Sickle cell disease is a genetic blood disorder that affects hemoglobin in red blood cells. Hemoglobin is a protein that carries oxygen to all parts of the body. Normal red blood cells are round and smooth. In a child with sickle cell disease, red blood cells are hard, sticky and shaped like a crescent.
The three most common types of sickle cell disease include:
- Hemoglobin SS disease (also called sickle cell anemia)
- Hemoglobin SC disease
- Sickle cell beta thalassemia
Sicke cell complications
Sickled red blood cells stick together and block blood vessels, which case cause complications such as:
- Acute chest syndrome: Sudden damage to lung tissue is common in children with sickle cell.
- Aplastic crisis: The body stops making red blood cells for a short time, causing a drop in your child’s red blood count.
- Fever and infection: a fever is usually a sign of infection. Infections are a medical emergency for a child with sickle cell disease.
- Gallstones: A child with sickle cell has more bile (a liquid that is used to break down the fats we eat) than his gallbladder can hold. The extra bile causes gallstones. Gallstones can cause a yellow color of the skin or eyes (jaundice).
- Jaundice: When fragile sickle cells break open, bilirubin (a yellow pigment in bile) leaks into the blood stream causing the skin eyes to turn yellow (jaundice).
- Nephropathy: When sickle red blood cells get trapped inside the blood vessels of the kidneys, causing kidney damage.
- Pain: Sickle red blood cells get stuck and block the flow of blood to parts of the body, such as the bones, lungs, spleen, brain, eyes and kidneys, causing pain.
- Retinopathy: Sickle cell can damage the retina in the eyes.
- Splenic sequestration crisis: The spleen suddenly gets swollen because sickle red blood cells block the blood vessels inside the spleen. This can lead to shock and is an emergency for children with sickle cell disease.
- Stroke: A blockage or bleeding of the blood vessels can cause a loss of blood supply to part of the brain (a stroke). Strokes occur more often in children ages 2 to 5, but can occur at any age.
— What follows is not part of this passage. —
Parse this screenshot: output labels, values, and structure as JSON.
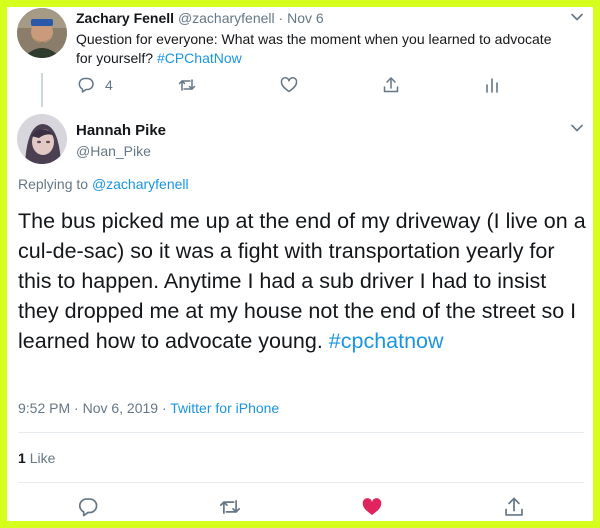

How Can Aflac Cancer and Blood Disorders Help?
Comprehensive services, technology and innovative research
Our focus is on prevention, treatment and follow-up care for sickle cell disease and its complications. We offer the following services to our patient families:
- 24-hour acute care
- Health maintenance services
- Comprehensive clinics, located at three sites in metro Atlanta
- Specialty clinics
- Transfusion services
- Newborn screening and follow-up
- New patient evaluations
- Genetic counseling: Helping parents understand sickle cell trait and how it can be passed along to their children
- Patient counseling and education: Teaching families tips on how to prevent infections, pain and other health problems related to sickle cell disease
Just as important, we offer innovative services, technology and research to manage—and even cure—sickle cell disease.
- Stem cell transplant: The only potential cure for sickle cell disease. We are a national leader in transplanting stem cells for children with sickle cell disease.
- Hydroxyurea: A medicine that can help reduce sickle cell symptoms and improve quality of life. It helps red blood cells stay soft, round and slippery.
- Transcranial doppler (TCD) screening: To evaluate patients for stroke risk.
- Clinical trials: We are searching for better treatments, prevention and cures through our research efforts.
How can you help?
“Your child has sickle cell disease.” These are words that no parent ever wants to hear. As the largest pediatric sickle cell disease program in the country, Aflac Cancer and Blood Disorders Center is committed to providing these children with a brighter future, but we need your help.